What the article ignores though is that Ukraine has proven beyond doubt that it is not a reliable transit country to deliver Russian gas to European markets, hence the urgency and necessity of Nord Stream 2 as an alternative. The Nord Stream 2 pipeline project is nearing full operational level, hence the diminishing of Ukraine’s status as an important energy transit hub. Kiev is desperately attempting to stop this reality from being reached as it will miss out on billions of dollars in transit fees that will further push the country into economic calamity. Kiev demonstrated beyond doubt that it is an unreliable partner to deliver Russian gas to European markets, and is now the ultimate loser as the EU is unwilling to offset all of its losses.
Earlier, Lukashenko advised the EU to think about transporting gas and goods through Belarus before imposing sanctions on Minsk. He reiterated that the export gas pipeline Yamal-Europe runs through Belarus and that the amount of gas transported from Russia to the West had increased significantly in recent times. Preliminary data from Gascade showed that Russian gas flows towards Germany via the Yamal-Europe pipeline rose over the weekend, with no signs of it being impacted by the political standoff between Belarus and the EU.
With gas flows increasing, Nord Stream 2 in operation and transit reliance on Ukraine reduced, the last thing Moscow wants is Belarus undermining the current gas situation. Putin made this much clear by saying on Saturday: “I’ve recently spoken to [Lukashenko] twice and he didn’t mention this to me once, he didn’t even hint [it]. Of course, in theory, Lukashenko as president of a transit country could order our [gas] supplies to Europe to be cut. But this would mean a breach of our gas transit contract and I hope this will not happen.”
Although there is no guarantee that Moscow will be able to deter Minsk from cutting gas supplies to Europe, Putin can certainly coerce Lukashenko to reconsider taking such a drastic action that does not only affect Central and Western Europe, but also Russia. Understanding Lukashenko’s often abrasive rhetoric, Putin said “I will raise this question with him in case this wasn’t something said in the heat of the moment.”
It should not be Putin’s responsibility to tame or confirm Lukashenko’s actions, but the Belarussian leader is under increasing pressure from Brussels for unleashing a migrant crisis on the Polish and Lithuanian borders and could act more brazenly, thus affecting the EU’s and Russia’s energy interests. The EU’s already existing sanctions against Belarus cannot be discounted for Lukashenko’s actions, especially since Colour Revolution-styled efforts against his government often originate from Poland and Lithuania.

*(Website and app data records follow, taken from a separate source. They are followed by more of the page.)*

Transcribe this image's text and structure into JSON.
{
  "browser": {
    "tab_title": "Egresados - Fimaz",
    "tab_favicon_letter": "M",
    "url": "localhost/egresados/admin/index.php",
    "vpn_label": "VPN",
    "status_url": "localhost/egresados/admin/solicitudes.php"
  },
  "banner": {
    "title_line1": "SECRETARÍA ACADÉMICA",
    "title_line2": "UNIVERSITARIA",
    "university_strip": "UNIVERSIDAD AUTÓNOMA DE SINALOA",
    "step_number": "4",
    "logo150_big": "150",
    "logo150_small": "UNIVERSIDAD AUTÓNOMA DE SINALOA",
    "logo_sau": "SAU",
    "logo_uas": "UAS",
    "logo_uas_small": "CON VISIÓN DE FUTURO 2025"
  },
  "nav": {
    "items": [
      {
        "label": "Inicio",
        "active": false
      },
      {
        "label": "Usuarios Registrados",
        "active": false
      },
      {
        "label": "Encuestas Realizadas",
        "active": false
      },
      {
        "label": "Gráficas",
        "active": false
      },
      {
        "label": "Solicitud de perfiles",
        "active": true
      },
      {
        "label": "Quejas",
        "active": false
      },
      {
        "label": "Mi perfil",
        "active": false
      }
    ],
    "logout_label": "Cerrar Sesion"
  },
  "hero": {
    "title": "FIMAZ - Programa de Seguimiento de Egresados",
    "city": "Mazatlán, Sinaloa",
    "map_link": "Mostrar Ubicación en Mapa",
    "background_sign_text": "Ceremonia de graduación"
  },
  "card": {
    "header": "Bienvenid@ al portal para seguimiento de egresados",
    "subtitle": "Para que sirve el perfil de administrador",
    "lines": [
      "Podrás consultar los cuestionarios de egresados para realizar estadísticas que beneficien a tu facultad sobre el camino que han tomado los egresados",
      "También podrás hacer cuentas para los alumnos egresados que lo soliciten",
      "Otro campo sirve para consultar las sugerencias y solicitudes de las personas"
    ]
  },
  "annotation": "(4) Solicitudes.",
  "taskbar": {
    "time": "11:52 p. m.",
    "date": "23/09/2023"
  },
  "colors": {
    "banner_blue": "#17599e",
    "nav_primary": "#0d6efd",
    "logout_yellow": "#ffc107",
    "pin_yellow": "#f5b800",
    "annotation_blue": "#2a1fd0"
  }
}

However, Russia too does not need Belarus undermining Europe’s energy interests, especially when the Nord Stream 2 project is already lambasted and heavily criticized by pro-US factions in the EU. In this way, Moscow will be doing what it can within its power to tame Lukashenko and ensure that energy flows to Europe continues, one way or another.